Take breaks. Everyone’s brain gets overloaded sometimes—this is normal, but you don’t want it to get to that point. A good policy is to take a thirty-minute break every two hours or so. Take a walk, watch a video, or talk to a friend. Taking these breaks can also help your brain move your cram session into your long-term memory.

Rest up. I know it’s tempting to pull an all-nighter on Tuesday of finals week when you have two tests the next day, but don’t. While you may get in some extra study time, you’ll also forget most of it during the test because you’re sluggish and struggling to stay awake (and so is your brain). Trust me, I’ve been there.

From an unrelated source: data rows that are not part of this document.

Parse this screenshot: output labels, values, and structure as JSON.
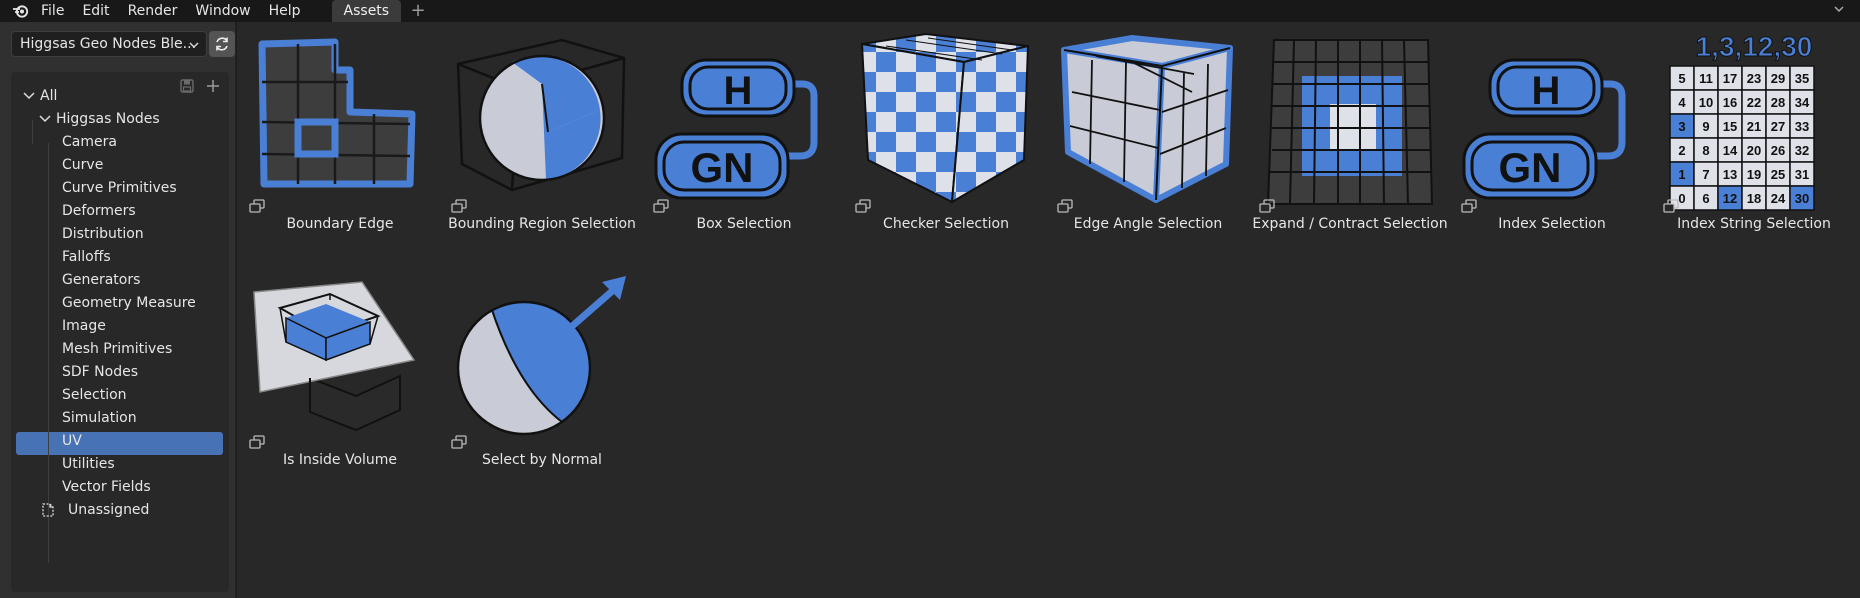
{
  "menubar": {
    "items": [
      "File",
      "Edit",
      "Render",
      "Window",
      "Help"
    ],
    "active_tab": "Assets",
    "add_tab_glyph": "+"
  },
  "library": {
    "selected": "Higgsas Geo Nodes Ble...",
    "refresh_icon": "refresh-icon"
  },
  "tree": {
    "root": "All",
    "group": "Higgsas Nodes",
    "items": [
      "Camera",
      "Curve",
      "Curve Primitives",
      "Deformers",
      "Distribution",
      "Falloffs",
      "Generators",
      "Geometry Measure",
      "Image",
      "Mesh Primitives",
      "SDF Nodes",
      "Selection",
      "Simulation",
      "UV",
      "Utilities",
      "Vector Fields"
    ],
    "selected_item": "Selection",
    "unassigned": "Unassigned"
  },
  "assets": [
    {
      "name": "Boundary Edge",
      "icon": "boundary-edge-thumb"
    },
    {
      "name": "Bounding Region Selection",
      "icon": "bounding-region-thumb"
    },
    {
      "name": "Box Selection",
      "icon": "hgn-logo-thumb"
    },
    {
      "name": "Checker Selection",
      "icon": "checker-cube-thumb"
    },
    {
      "name": "Edge Angle Selection",
      "icon": "edge-angle-cube-thumb"
    },
    {
      "name": "Expand / Contract Selection",
      "icon": "expand-contract-grid-thumb"
    },
    {
      "name": "Index Selection",
      "icon": "hgn-logo-thumb"
    },
    {
      "name": "Index String Selection",
      "icon": "index-string-grid-thumb"
    },
    {
      "name": "Is Inside Volume",
      "icon": "inside-volume-thumb"
    },
    {
      "name": "Select by Normal",
      "icon": "normal-sphere-thumb"
    }
  ],
  "index_string": {
    "header": "1,3,12,30",
    "grid": [
      [
        "5",
        "11",
        "17",
        "23",
        "29",
        "35"
      ],
      [
        "4",
        "10",
        "16",
        "22",
        "28",
        "34"
      ],
      [
        "3",
        "9",
        "15",
        "21",
        "27",
        "33"
      ],
      [
        "2",
        "8",
        "14",
        "20",
        "26",
        "32"
      ],
      [
        "1",
        "7",
        "13",
        "19",
        "25",
        "31"
      ],
      [
        "0",
        "6",
        "12",
        "18",
        "24",
        "30"
      ]
    ],
    "highlighted": [
      "1",
      "3",
      "12",
      "30"
    ]
  },
  "logo_text": {
    "top": "H",
    "bottom": "GN"
  },
  "colors": {
    "accent": "#4772b3",
    "asset_blue": "#4a7fd6",
    "background": "#282828",
    "panel": "#303030"
  }
}
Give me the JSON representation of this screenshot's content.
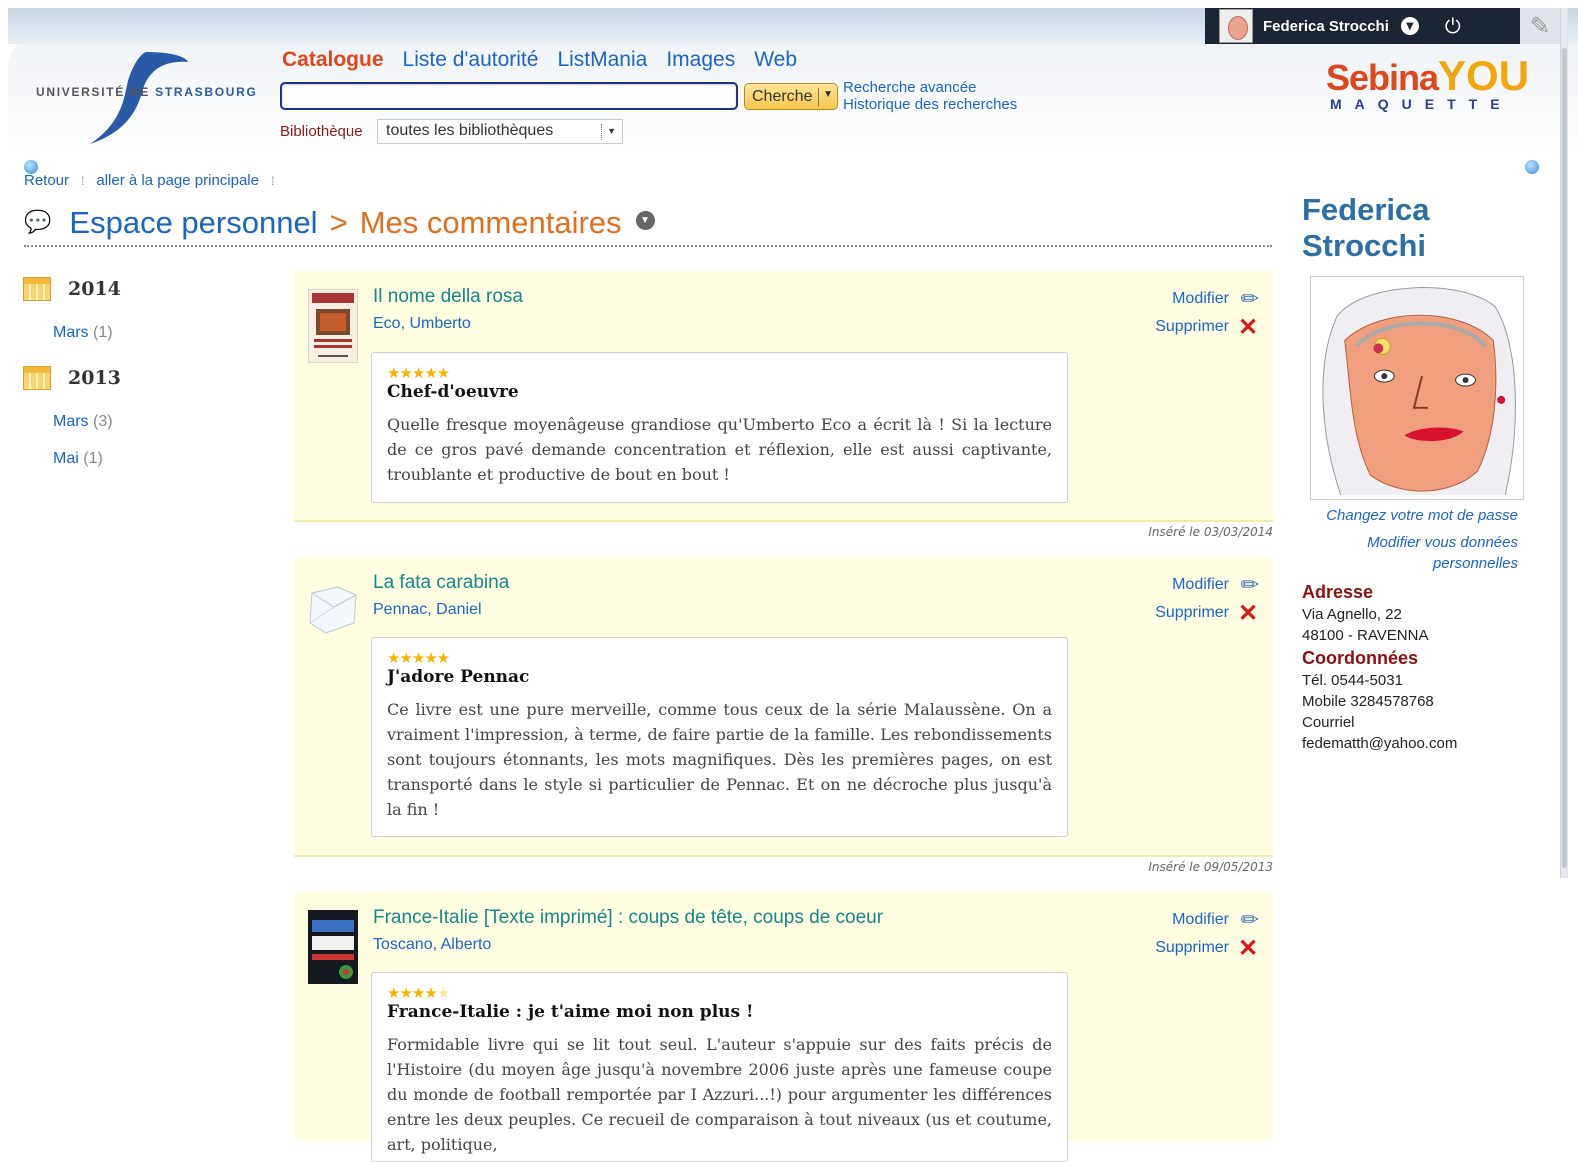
{
  "header": {
    "user_name": "Federica Strocchi",
    "university": {
      "prefix": "UNIVERSITÉ DE ",
      "highlight": "STRASBOURG"
    },
    "tabs": [
      "Catalogue",
      "Liste d'autorité",
      "ListMania",
      "Images",
      "Web"
    ],
    "active_tab": "Catalogue",
    "search": {
      "value": "",
      "button": "Cherche"
    },
    "advanced_search": "Recherche avancée",
    "search_history": "Historique des recherches",
    "library_label": "Bibliothèque",
    "library_value": "toutes les bibliothèques",
    "brand": {
      "sebina": "Sebina",
      "you": "YOU",
      "sub": "MAQUETTE"
    }
  },
  "breadcrumbs": {
    "back": "Retour",
    "home": "aller à la page principale"
  },
  "heading": {
    "space": "Espace personnel",
    "separator": ">",
    "section": "Mes commentaires"
  },
  "archive": [
    {
      "year": "2014",
      "months": [
        {
          "name": "Mars",
          "count": "(1)"
        }
      ]
    },
    {
      "year": "2013",
      "months": [
        {
          "name": "Mars",
          "count": "(3)"
        },
        {
          "name": "Mai",
          "count": "(1)"
        }
      ]
    }
  ],
  "action_labels": {
    "edit": "Modifier",
    "delete": "Supprimer"
  },
  "comments": [
    {
      "title": "Il nome della rosa",
      "author": "Eco, Umberto",
      "rating": 5,
      "stars": "★★★★★",
      "review_title": "Chef-d'oeuvre",
      "review_text": "Quelle fresque moyenâgeuse grandiose qu'Umberto Eco a écrit là ! Si la lecture de ce gros pavé demande concentration et réflexion, elle est aussi captivante, troublante et productive de bout en bout !",
      "inserted": "Inséré le 03/03/2014"
    },
    {
      "title": "La fata carabina",
      "author": "Pennac, Daniel",
      "rating": 5,
      "stars": "★★★★★",
      "review_title": "J'adore Pennac",
      "review_text": "Ce livre est une pure merveille, comme tous ceux de la série Malaussène. On a vraiment l'impression, à terme, de faire partie de la famille. Les rebondissements sont toujours étonnants, les mots magnifiques. Dès les premières pages, on est transporté dans le style si particulier de Pennac. Et on ne décroche plus jusqu'à la fin !",
      "inserted": "Inséré le 09/05/2013"
    },
    {
      "title": "France-Italie [Texte imprimé] : coups de tête, coups de coeur",
      "author": "Toscano, Alberto",
      "rating": 4,
      "stars": "★★★★",
      "stars_empty": "★",
      "review_title": "France-Italie : je t'aime moi non plus !",
      "review_text": "Formidable livre qui se lit tout seul. L'auteur s'appuie sur des faits précis de l'Histoire (du moyen âge jusqu'à novembre 2006 juste après une fameuse coupe du monde de football remportée par I Azzuri...!) pour argumenter les différences entre les deux peuples. Ce recueil de comparaison à tout niveaux (us et coutume, art, politique,"
    }
  ],
  "profile": {
    "first_name": "Federica",
    "last_name": "Strocchi",
    "change_password": "Changez votre mot de passe",
    "modify_data": "Modifier vous données personnelles",
    "address_label": "Adresse",
    "address_line1": "Via Agnello, 22",
    "address_line2": "48100 -  RAVENNA",
    "contacts_label": "Coordonnées",
    "phone": "Tél. 0544-5031",
    "mobile": "Mobile 3284578768",
    "email_label": "Courriel",
    "email": "fedematth@yahoo.com"
  },
  "colors": {
    "link_blue": "#1a66c2",
    "accent_orange": "#e0451c",
    "entry_bg": "#fffde1",
    "title_teal": "#16868c",
    "section_red": "#8b1010",
    "user_bar": "#1c2533"
  }
}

Make it fun. Reward yourself with a sip of coffee or a piece of candy when you answer something right, or give yourself a quick study break after you tackle a difficult chapter. Studying can be a drag, but it doesn’t have to be.

Finals are a challenge, but that’s the point. College stretches us; it changes and grows us. And final exams are a big part of that. Prioritization, multitasking, organization, and more work together to help us both survive and thrive. You can do this!

Yusef Komunyakaa

Yusef Komunyakaa was born James Brown in Bogalusa, Louisiana on April 29, 1947, and raised during the beginning of the Civil Rights movement in the South. Then, in 1969, he served a short stint in the U.S. Army before becoming the managing editor of the Southern Cross during the Vietnam War and earned a bronze star for his work there.

He lived a very full twenty-six years before he began writing poetry in 1973 and hit the ground running. He earned his first bachelor’s degree on the GI Bill from the University of Colorado Springs in 1975. Then, in 1977, his first book of poems, Dedications and Other Darkhorses, was published, followed by Lost in the Bonewheel Factory in 1979. He also earned an MA from Colorado State University and MFA in creative writing from University of California, Irvine during this time.

Komunyakaa’s poetry plays with the inclusion of personal narrative, jazz rhythm, and vernacular language to summon forth images of life during both peace and war. The first major recognition of his poetry followed the publication of Copacetic in 1984, which was a collection of poetry using colloquial speech and incorporating jazz influences. Then I Apologize for the Eyes in My Head (1986) won the San Francisco Poetry Center Award, and Dien Cai Dau (1988) won the Dark Room Poetry Prize and has been noted as being among the best writing of the Vietnam War.

Since then, Komunyakaa has published nine more collections including his most recent, The Emperor of Water Clocks (2015). He has also written a bit of prose over the years, and this work is collected in Blue Notes: Essays, Interviews & Commentaries (2000). Komunyakaa has also taught at several universities, including University of New Orleans, Indiana University, and Princeton University. He is currently the Distinguished Senior Poet in New York University’s graduate Creative Writing program.

Komunyakaa’s work, and the images that it conjures, has been instrumental in the effort to help civilians understand what soldiers went through during the Vietnam War and how it affected all aspects of their lives. So in honor of soldiers and veterans on his birthday, let’s remember what our soldiers and veterans have sacrificed for our safety and freedom and that this sacrifice wasn’t simply physical.

My black face fades,

hiding inside the black granite.

I said I wouldn’t,

dammit: No tears.

I’m stone. I’m flesh.

My clouded reflection eyes me

like a bird of prey, the profile of night

slanted against morning. I turn

this way–the stone lets me go.

I turn that way–I’m inside

the Vietnam Veterans Memorial

again, depending on the light

to make a difference.

I go down the 58,022 names,

half-expecting to find

my own in letters like smoke.

I touch the name Andrew Johnson;

I see the booby trap’s white flash.

Names shimmer on a woman’s blouse

but when she walks away

the names stay on the wall.

Brushstrokes flash, a red bird’s

wings cutting across my stare.

The sky. A plane in the sky.

A white vet’s image floats

closer to me, then his pale eyes

look through mine. I’m a window.

He’s lost his right arm

inside the stone. In the black mirror

a woman’s trying to erase names:

No, she’s brushing a boy’s hair.

—“Facing It”—Yusef Komunyakaa, from Dien Cai Dau (1988)